Items from an interface collection:

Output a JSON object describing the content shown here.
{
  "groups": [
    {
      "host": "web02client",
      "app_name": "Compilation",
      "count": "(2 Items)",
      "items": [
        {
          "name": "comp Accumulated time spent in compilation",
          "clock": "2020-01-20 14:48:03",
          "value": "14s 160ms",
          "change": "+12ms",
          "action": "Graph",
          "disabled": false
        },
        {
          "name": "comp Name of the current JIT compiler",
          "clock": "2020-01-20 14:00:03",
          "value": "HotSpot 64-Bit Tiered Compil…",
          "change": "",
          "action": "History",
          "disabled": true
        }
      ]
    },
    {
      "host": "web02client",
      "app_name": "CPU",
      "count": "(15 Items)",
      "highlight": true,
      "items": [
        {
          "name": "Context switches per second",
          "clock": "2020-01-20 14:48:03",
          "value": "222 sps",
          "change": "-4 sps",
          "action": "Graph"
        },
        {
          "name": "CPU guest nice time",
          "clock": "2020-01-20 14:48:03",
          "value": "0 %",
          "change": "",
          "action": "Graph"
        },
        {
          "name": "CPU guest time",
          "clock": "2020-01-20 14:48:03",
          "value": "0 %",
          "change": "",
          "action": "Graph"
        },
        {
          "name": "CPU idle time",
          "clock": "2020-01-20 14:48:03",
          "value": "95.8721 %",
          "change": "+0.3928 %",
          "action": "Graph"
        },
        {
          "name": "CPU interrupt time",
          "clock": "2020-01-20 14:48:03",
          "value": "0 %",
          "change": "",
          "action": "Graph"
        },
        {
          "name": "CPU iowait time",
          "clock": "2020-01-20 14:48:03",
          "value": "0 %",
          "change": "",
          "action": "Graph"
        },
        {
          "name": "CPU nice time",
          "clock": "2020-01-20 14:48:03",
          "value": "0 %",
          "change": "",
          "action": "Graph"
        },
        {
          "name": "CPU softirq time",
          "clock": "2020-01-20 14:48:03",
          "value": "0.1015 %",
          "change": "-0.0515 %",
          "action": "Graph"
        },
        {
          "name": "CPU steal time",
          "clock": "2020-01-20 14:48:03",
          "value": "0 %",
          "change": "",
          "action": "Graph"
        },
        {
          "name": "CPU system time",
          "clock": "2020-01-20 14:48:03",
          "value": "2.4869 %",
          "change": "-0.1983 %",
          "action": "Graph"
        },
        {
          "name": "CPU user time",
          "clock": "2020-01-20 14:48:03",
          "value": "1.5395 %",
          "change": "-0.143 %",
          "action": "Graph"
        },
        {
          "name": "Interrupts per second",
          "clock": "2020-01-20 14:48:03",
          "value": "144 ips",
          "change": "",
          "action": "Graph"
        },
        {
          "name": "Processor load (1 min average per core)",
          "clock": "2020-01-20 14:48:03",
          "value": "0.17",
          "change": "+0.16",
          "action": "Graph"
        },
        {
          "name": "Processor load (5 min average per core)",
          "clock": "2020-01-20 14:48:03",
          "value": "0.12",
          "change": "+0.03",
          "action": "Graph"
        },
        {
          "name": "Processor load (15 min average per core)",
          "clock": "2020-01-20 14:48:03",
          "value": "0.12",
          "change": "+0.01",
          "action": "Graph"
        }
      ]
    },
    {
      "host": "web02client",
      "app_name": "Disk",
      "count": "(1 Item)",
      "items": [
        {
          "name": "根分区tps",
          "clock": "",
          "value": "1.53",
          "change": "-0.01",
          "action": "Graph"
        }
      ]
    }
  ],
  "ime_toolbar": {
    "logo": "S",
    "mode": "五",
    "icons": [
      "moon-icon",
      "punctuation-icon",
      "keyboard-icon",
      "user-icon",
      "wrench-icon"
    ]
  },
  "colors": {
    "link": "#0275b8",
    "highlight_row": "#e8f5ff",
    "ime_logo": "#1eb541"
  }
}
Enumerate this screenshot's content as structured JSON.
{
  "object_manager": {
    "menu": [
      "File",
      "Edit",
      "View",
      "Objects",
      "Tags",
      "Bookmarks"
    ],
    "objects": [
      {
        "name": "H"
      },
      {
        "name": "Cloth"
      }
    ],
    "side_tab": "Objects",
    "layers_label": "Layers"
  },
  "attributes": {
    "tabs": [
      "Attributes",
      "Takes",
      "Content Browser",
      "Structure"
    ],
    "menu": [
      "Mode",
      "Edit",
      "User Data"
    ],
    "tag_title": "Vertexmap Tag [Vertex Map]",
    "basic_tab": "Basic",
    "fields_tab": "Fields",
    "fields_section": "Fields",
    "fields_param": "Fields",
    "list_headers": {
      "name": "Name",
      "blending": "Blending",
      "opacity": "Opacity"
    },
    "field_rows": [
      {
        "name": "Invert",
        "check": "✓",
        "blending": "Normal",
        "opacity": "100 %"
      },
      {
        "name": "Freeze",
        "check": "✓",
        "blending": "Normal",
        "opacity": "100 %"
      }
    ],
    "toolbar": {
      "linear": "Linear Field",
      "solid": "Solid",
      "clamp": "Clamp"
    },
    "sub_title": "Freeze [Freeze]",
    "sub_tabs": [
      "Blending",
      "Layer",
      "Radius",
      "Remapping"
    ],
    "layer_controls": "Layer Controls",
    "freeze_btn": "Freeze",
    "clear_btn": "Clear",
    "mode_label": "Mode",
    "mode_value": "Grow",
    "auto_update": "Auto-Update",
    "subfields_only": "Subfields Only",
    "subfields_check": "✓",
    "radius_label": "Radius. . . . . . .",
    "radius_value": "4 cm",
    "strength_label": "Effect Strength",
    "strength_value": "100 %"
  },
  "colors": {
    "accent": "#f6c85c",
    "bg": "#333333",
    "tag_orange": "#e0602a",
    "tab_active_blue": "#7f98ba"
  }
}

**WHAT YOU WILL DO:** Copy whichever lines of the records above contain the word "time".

**EXERCISE OUTPUT:**
          "name": "comp Accumulated time spent in compilation",
          "name": "CPU guest nice time",
          "name": "CPU guest time",
          "name": "CPU idle time",
          "name": "CPU interrupt time",
          "name": "CPU iowait time",
          "name": "CPU nice time",
          "name": "CPU softirq time",
          "name": "CPU steal time",
          "name": "CPU system time",
          "name": "CPU user time",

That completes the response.